(Component data from apps and pages)
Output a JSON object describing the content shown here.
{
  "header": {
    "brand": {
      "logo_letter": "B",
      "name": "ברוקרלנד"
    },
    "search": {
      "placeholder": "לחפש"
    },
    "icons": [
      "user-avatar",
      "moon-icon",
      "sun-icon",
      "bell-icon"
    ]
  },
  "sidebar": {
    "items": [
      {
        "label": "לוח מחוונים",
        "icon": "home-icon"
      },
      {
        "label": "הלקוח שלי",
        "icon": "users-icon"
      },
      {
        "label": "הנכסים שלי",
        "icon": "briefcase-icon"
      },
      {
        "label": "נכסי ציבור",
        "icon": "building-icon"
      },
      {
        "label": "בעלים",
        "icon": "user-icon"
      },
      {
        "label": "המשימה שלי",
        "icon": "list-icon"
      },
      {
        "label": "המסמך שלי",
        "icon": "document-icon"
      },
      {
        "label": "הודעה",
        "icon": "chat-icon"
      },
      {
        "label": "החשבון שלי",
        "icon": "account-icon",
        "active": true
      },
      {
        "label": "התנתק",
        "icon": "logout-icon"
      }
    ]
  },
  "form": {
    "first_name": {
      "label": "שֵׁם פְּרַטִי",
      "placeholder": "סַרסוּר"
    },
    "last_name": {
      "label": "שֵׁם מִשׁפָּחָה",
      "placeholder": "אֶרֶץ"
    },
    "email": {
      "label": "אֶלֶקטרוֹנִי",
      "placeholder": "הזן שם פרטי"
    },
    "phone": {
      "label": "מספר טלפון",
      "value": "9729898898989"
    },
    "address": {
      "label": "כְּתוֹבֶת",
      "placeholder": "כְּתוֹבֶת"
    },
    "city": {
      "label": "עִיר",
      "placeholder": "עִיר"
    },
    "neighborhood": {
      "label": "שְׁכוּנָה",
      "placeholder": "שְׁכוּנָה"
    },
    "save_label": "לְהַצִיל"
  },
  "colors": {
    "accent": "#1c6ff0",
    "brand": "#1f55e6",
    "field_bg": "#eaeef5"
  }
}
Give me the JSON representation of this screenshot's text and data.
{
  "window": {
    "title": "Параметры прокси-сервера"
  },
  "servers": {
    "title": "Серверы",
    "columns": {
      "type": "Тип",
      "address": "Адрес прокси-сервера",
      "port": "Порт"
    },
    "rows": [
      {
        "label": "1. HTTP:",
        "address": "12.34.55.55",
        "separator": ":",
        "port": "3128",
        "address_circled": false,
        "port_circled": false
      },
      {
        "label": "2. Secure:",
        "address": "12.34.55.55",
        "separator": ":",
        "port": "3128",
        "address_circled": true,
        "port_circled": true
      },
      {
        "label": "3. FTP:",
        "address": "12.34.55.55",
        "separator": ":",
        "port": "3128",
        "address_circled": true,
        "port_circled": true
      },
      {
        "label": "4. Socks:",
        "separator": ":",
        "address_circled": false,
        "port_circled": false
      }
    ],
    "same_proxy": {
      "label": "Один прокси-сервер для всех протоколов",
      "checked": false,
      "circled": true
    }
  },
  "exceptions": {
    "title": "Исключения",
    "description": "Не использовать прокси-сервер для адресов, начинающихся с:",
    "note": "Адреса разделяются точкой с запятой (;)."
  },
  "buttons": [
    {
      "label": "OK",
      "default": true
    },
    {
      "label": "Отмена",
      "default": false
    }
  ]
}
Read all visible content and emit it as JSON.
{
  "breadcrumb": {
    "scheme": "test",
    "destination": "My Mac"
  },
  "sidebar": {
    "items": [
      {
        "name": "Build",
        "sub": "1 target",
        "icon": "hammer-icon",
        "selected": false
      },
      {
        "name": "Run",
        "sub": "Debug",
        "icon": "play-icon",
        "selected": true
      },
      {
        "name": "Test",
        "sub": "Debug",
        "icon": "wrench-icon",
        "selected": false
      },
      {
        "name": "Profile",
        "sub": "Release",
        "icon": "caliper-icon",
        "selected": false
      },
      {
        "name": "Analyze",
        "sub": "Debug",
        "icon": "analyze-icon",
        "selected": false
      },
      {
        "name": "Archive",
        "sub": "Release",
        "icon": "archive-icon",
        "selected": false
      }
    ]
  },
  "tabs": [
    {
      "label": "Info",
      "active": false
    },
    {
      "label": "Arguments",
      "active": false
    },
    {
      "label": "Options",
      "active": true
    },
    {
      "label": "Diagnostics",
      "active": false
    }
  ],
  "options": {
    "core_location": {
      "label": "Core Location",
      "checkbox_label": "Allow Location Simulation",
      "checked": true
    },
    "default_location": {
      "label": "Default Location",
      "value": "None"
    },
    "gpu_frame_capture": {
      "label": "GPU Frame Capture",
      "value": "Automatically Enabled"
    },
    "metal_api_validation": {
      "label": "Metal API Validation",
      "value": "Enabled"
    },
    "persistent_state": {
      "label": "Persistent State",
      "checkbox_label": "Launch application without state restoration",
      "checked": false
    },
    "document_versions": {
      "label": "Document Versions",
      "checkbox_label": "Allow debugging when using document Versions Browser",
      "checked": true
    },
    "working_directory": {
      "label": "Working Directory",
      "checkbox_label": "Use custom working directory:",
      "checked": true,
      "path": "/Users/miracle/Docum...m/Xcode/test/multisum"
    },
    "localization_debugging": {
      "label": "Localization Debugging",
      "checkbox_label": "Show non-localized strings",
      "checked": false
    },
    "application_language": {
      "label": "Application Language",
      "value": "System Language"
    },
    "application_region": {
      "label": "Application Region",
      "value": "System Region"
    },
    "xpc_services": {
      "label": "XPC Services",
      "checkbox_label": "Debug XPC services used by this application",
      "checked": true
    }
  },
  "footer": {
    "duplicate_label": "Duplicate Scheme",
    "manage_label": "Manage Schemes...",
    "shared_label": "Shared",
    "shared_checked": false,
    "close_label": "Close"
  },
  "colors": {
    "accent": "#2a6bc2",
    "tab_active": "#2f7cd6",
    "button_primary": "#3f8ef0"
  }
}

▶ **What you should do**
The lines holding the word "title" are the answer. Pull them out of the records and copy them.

▶ **Your solution**
    "title": "Параметры прокси-сервера"
    "title": "Серверы",
    "title": "Исключения",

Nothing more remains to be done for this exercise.